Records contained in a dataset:
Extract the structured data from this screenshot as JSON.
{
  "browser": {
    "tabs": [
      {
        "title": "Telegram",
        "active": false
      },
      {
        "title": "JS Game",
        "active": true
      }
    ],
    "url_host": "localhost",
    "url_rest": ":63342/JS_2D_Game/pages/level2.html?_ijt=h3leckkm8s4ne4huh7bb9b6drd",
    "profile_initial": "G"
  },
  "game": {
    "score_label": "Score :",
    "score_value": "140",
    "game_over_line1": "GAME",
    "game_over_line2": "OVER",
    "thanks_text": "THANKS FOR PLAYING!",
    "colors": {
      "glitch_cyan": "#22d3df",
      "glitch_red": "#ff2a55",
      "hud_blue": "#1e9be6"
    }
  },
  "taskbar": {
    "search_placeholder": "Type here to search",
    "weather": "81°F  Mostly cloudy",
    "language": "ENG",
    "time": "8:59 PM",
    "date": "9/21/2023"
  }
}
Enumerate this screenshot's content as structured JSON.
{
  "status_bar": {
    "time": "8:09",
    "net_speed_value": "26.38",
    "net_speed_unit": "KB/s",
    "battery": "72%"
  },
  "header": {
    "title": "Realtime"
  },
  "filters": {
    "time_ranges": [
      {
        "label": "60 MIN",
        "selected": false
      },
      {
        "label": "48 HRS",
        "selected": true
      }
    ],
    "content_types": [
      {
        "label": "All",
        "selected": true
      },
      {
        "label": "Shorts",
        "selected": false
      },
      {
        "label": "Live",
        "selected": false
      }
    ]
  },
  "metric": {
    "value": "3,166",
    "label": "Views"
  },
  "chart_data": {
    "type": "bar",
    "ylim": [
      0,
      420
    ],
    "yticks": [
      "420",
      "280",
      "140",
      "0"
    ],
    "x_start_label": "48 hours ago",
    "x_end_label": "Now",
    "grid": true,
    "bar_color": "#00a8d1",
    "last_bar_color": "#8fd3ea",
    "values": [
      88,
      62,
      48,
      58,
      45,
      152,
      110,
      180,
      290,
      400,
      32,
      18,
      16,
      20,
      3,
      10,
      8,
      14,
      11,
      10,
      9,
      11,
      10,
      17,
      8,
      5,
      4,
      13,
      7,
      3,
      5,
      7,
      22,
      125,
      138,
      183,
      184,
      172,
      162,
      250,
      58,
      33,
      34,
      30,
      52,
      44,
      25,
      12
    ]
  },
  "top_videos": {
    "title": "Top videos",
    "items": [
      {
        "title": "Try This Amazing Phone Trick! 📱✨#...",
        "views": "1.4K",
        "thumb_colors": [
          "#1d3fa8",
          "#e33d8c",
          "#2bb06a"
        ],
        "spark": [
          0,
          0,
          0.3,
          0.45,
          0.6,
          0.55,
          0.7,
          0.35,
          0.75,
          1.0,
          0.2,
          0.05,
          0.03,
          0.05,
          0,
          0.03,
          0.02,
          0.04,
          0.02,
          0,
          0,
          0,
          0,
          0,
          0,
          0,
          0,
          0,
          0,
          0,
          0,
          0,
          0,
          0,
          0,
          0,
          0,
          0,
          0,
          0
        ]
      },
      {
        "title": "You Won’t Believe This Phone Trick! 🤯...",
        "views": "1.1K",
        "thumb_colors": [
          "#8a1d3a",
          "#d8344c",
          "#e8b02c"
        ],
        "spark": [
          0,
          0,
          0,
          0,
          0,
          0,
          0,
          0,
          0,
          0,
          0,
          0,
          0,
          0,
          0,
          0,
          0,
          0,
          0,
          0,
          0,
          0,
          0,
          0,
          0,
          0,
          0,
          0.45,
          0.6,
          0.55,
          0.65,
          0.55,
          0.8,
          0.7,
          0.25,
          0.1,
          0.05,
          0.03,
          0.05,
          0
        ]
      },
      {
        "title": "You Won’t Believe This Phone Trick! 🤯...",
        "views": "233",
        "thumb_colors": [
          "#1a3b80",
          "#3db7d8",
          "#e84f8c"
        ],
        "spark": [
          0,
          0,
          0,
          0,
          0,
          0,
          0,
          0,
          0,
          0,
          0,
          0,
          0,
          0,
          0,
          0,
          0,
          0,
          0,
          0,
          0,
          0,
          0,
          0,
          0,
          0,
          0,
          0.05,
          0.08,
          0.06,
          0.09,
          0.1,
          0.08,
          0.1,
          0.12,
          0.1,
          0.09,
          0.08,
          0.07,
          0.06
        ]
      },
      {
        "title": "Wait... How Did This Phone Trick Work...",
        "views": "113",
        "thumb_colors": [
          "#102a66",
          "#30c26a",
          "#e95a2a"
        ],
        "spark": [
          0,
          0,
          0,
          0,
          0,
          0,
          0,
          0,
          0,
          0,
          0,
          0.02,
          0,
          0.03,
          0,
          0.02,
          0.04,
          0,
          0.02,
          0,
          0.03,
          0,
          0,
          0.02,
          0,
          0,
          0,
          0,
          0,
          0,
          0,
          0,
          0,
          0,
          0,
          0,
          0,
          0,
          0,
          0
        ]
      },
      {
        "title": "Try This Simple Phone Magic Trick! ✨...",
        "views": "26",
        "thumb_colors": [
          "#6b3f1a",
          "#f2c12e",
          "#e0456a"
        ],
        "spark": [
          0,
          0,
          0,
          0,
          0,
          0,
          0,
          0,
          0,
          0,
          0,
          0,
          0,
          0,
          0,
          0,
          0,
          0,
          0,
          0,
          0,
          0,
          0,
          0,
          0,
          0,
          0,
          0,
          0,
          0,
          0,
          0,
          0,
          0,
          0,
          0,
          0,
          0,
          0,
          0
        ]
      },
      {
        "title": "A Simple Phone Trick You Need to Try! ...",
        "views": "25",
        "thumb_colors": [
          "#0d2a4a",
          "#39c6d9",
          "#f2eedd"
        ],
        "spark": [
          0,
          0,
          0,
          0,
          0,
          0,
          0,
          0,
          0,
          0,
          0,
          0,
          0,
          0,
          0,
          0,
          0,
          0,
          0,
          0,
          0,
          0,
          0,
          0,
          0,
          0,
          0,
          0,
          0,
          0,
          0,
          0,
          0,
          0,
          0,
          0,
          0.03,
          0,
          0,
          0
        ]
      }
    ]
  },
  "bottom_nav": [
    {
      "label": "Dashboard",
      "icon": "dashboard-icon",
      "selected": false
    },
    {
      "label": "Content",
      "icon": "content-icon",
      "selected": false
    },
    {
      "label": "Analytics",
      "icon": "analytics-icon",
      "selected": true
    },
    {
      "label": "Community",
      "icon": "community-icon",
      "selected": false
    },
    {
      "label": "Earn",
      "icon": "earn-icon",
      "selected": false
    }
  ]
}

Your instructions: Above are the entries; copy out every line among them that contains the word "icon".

Answer below:
      "icon": "dashboard-icon",
      "icon": "content-icon",
      "icon": "analytics-icon",
      "icon": "community-icon",
      "icon": "earn-icon",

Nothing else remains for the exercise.